After sharpening, check that your blade is balanced. Look for a nail or a tack sticking out of a wall, and hang your blade on it through the center hole. If the blade tips to one side, that side is too heavy and needs to be filed.
Your local hardware store might offer blade sharpening services; you also might find blade sharpeners at such gatherings as farmers markets. Having someone else sharpen your blade can be a valuable option:
One advantage of using a blade sharpening service is that you know your blade will be properly balanced. An unbalanced mower blade can cause vibrations and jolts that make using your lawn mower dangerous. If this is a concern, bring your blade to a professional who can sharpen it smoothly and evenly.
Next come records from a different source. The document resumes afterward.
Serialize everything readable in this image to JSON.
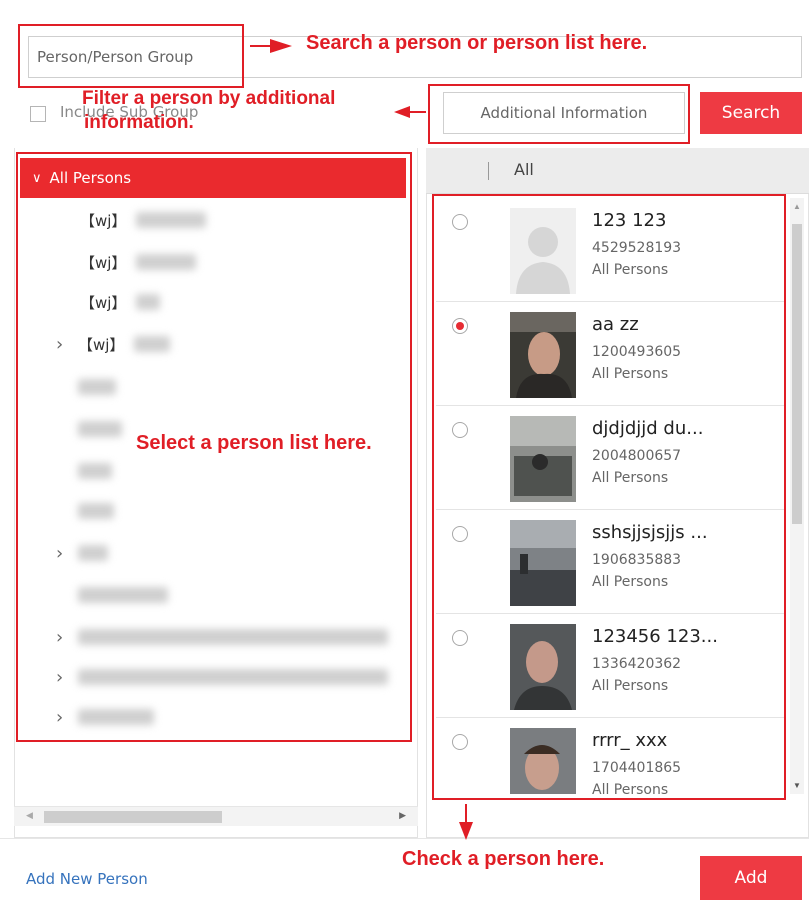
{
  "search": {
    "person_placeholder": "Person/Person Group",
    "include_sub_group_label": "Include Sub Group",
    "additional_placeholder": "Additional Information",
    "search_button": "Search"
  },
  "tree": {
    "root_label": "All Persons",
    "items": [
      {
        "label": "【wj】",
        "expandable": false
      },
      {
        "label": "【wj】",
        "expandable": false
      },
      {
        "label": "【wj】",
        "expandable": false
      },
      {
        "label": "【wj】",
        "expandable": true
      }
    ]
  },
  "list": {
    "header_label": "All",
    "persons": [
      {
        "name": "123 123",
        "id": "4529528193",
        "group": "All Persons",
        "selected": false
      },
      {
        "name": "aa zz",
        "id": "1200493605",
        "group": "All Persons",
        "selected": true
      },
      {
        "name": "djdjdjjd du...",
        "id": "2004800657",
        "group": "All Persons",
        "selected": false
      },
      {
        "name": "sshsjjsjsjjs ...",
        "id": "1906835883",
        "group": "All Persons",
        "selected": false
      },
      {
        "name": "123456 123...",
        "id": "1336420362",
        "group": "All Persons",
        "selected": false
      },
      {
        "name": "rrrr_ xxx",
        "id": "1704401865",
        "group": "All Persons",
        "selected": false
      }
    ]
  },
  "footer": {
    "add_new_person_link": "Add New Person",
    "add_button": "Add"
  },
  "annotations": {
    "search_tip": "Search a person or person list here.",
    "filter_tip_line1": "Filter a person by additional",
    "filter_tip_line2": "information.",
    "tree_tip": "Select a person list here.",
    "check_tip": "Check a person here."
  },
  "colors": {
    "accent_red": "#ee3a43",
    "annotation_red": "#e01e26",
    "link_blue": "#3673bd"
  }
}
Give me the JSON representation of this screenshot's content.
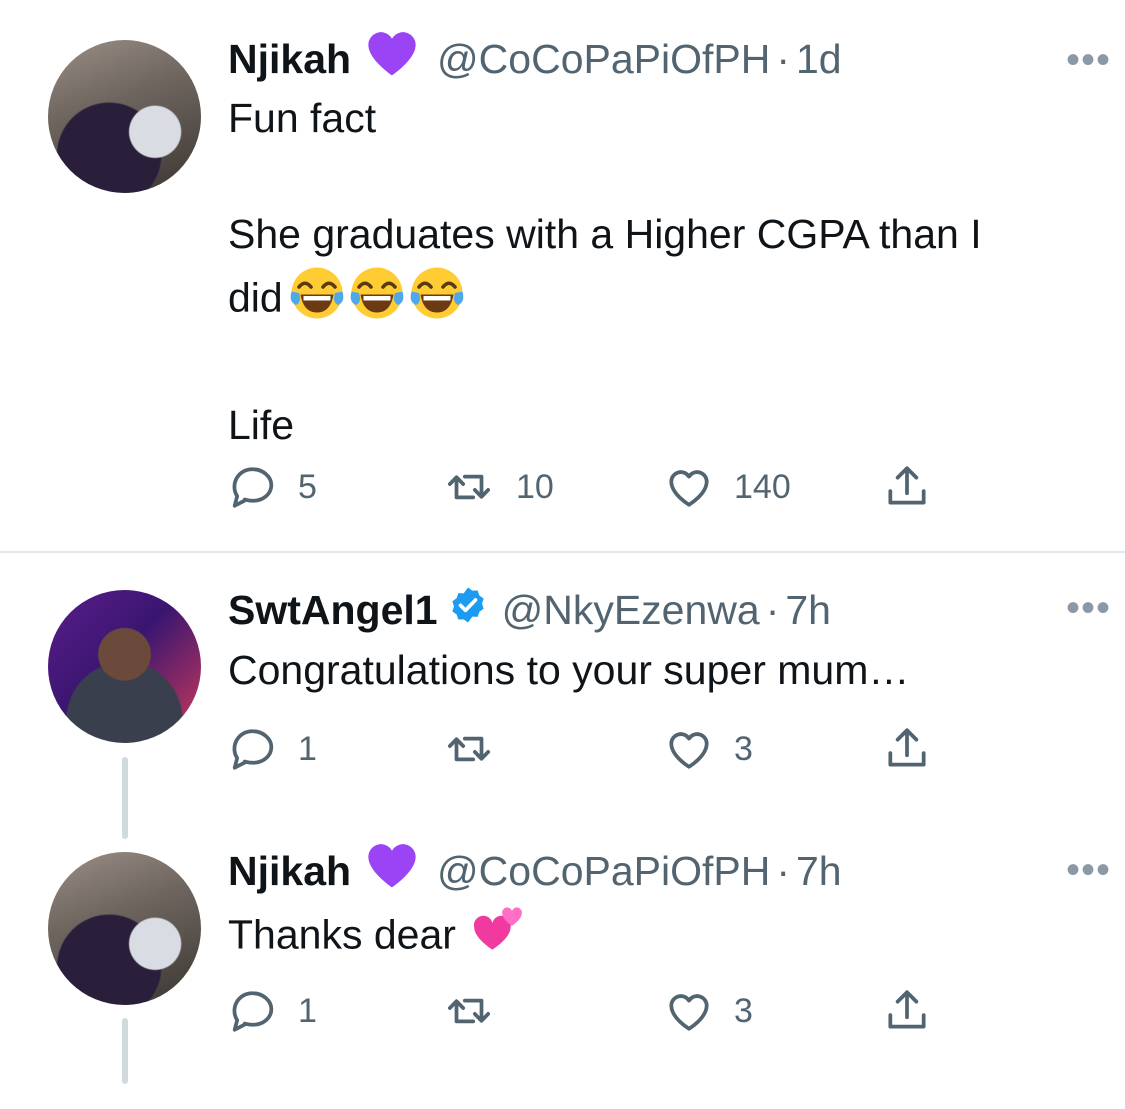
{
  "tweets": [
    {
      "name": "Njikah",
      "badge": "purple-heart",
      "handle": "@CoCoPaPiOfPH",
      "separator": "·",
      "time": "1d",
      "text": "Fun fact\n\nShe graduates with a Higher CGPA than I\ndid",
      "text_tail": "\n\nLife",
      "emoji": "face-with-tears-of-joy x3",
      "replies": "5",
      "retweets": "10",
      "likes": "140"
    },
    {
      "name": "SwtAngel1",
      "badge": "verified",
      "handle": "@NkyEzenwa",
      "separator": "·",
      "time": "7h",
      "text": "Congratulations to your super mum…",
      "replies": "1",
      "retweets": "",
      "likes": "3"
    },
    {
      "name": "Njikah",
      "badge": "purple-heart",
      "handle": "@CoCoPaPiOfPH",
      "separator": "·",
      "time": "7h",
      "text": "Thanks dear",
      "emoji": "two-hearts",
      "replies": "1",
      "retweets": "",
      "likes": "3"
    }
  ],
  "more_label": "•••",
  "colors": {
    "accent": "#1d9bf0",
    "muted": "#536471",
    "heart": "#9b44f5"
  }
}
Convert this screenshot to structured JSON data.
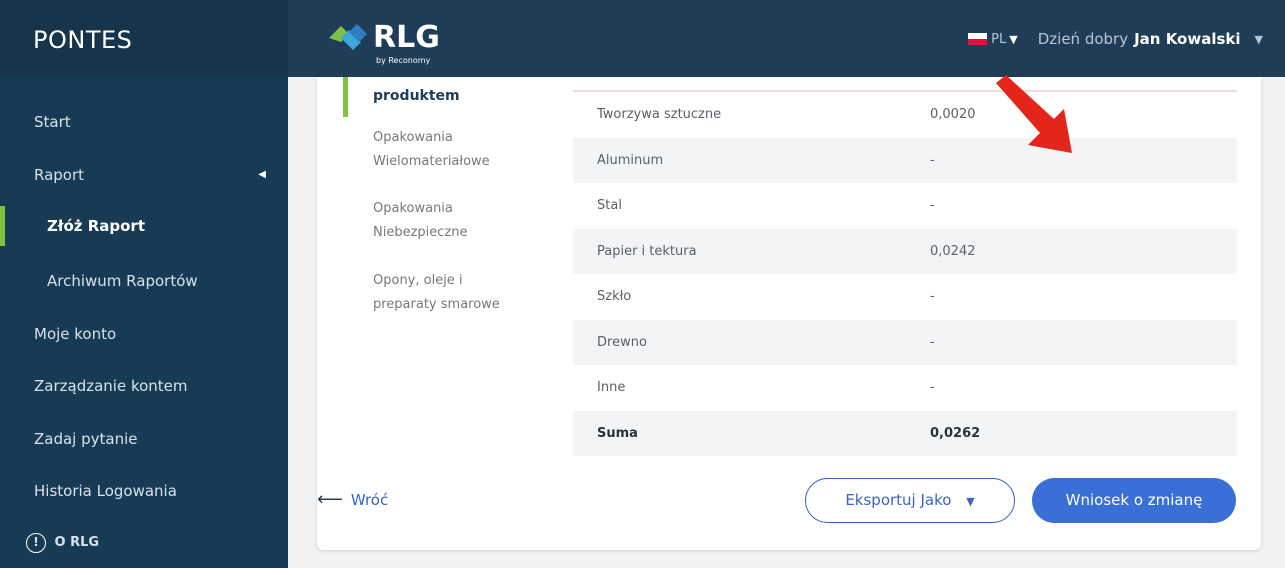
{
  "app": {
    "brand": "PONTES",
    "logo_text": "RLG",
    "logo_sub": "by Reconomy"
  },
  "header": {
    "language": "PL",
    "greeting": "Dzień dobry",
    "user_name": "Jan Kowalski"
  },
  "sidebar": {
    "items": [
      {
        "label": "Start"
      },
      {
        "label": "Raport"
      },
      {
        "label": "Złóż Raport"
      },
      {
        "label": "Archiwum Raportów"
      },
      {
        "label": "Moje konto"
      },
      {
        "label": "Zarządzanie kontem"
      },
      {
        "label": "Zadaj pytanie"
      },
      {
        "label": "Historia Logowania"
      },
      {
        "label": "O RLG"
      }
    ]
  },
  "categories": [
    {
      "label": "produktem"
    },
    {
      "label": "Opakowania Wielomateriałowe"
    },
    {
      "label": "Opakowania Niebezpieczne"
    },
    {
      "label": "Opony, oleje i preparaty smarowe"
    }
  ],
  "table": {
    "rows": [
      {
        "material": "Tworzywa sztuczne",
        "value": "0,0020"
      },
      {
        "material": "Aluminum",
        "value": "-"
      },
      {
        "material": "Stal",
        "value": "-"
      },
      {
        "material": "Papier i tektura",
        "value": "0,0242"
      },
      {
        "material": "Szkło",
        "value": "-"
      },
      {
        "material": "Drewno",
        "value": "-"
      },
      {
        "material": "Inne",
        "value": "-"
      },
      {
        "material": "Suma",
        "value": "0,0262"
      }
    ]
  },
  "actions": {
    "back": "Wróć",
    "export": "Eksportuj Jako",
    "request_change": "Wniosek o zmianę"
  },
  "colors": {
    "sidebar_bg": "#173a55",
    "topbar_bg": "#1f3d57",
    "accent_green": "#7fc241",
    "primary_blue": "#3b6fd8",
    "arrow_red": "#e32619"
  }
}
A sharpening service is also handy if you don’t have the tools or the space to sharpen blades yourself. This is especially true if you own a riding mower, which requires you to have a mower lift to maintain it properly, or a reel mower, which uses special sharpening kits for reel mower blades.
Finally, even though the cost might be a concern, the price of hiring someone to sharpen your blade is comparable to buying a new blade and, in some cases, might be lower if you can remove the blade yourself and bring it to the sharpening service.
If you use a sharpening service, be sure to follow the same recommended maintenance and sharpening schedule outlined in your mower’s product manual. If nothing else, stick to the “every 25 hours of use” guideline.
Sharpening your blades is a great option for the budget-minded and DIY-minded consumer, but it might not always be the best option.
The most important reason to replace your mower blades that they show signs of irreparable damage:
However, you don’t have to wait for your blades to be beyond repair to get a replacement set. Having a set of replacement blades on hand is useful if you want to use your blades for different purposes. This is especially true in the case of mulching blades, as mulching grass can create extra wear on regular blades.
Even if you don’t plan on using blades for different purposes, though, you might replace your blades simply because you want a fresh start. Your thinking might be that if you’re going to spend time taking blades off your mower and putting them back on, why not put on blades that will last?
If you choose to follow that route, be sure to replace your blades on the same schedule you would sharpen them. Every 25 hours of use is still an excellent guideline.
In the end, the most cost-effective option might be a combination of sharpening your blades and buying a replacement set or two.
Sharpen your regular blades on schedule to help them last as long as possible, but have a replacement set on hand in case of sudden damage. If you happen to hit a rock, you won’t have to wait to sharpen your blades before you can continue mowing. Instead, you can make the most of that summer sunshine while it’s available!
Also, even if you don’t purchase a set of specifically designed mulching blades, you still might find it helpful to use one set of blades for regular mowing and another for mulching in the fall. Because mulching reprocesses grass clippings into fine bits, it wears down a blade’s edge. Having one set dedicated to mulching keeps the other set sharp longer.
With your blades sharp and ready to go, you’ll be ready to keep your grass green and neat all season long.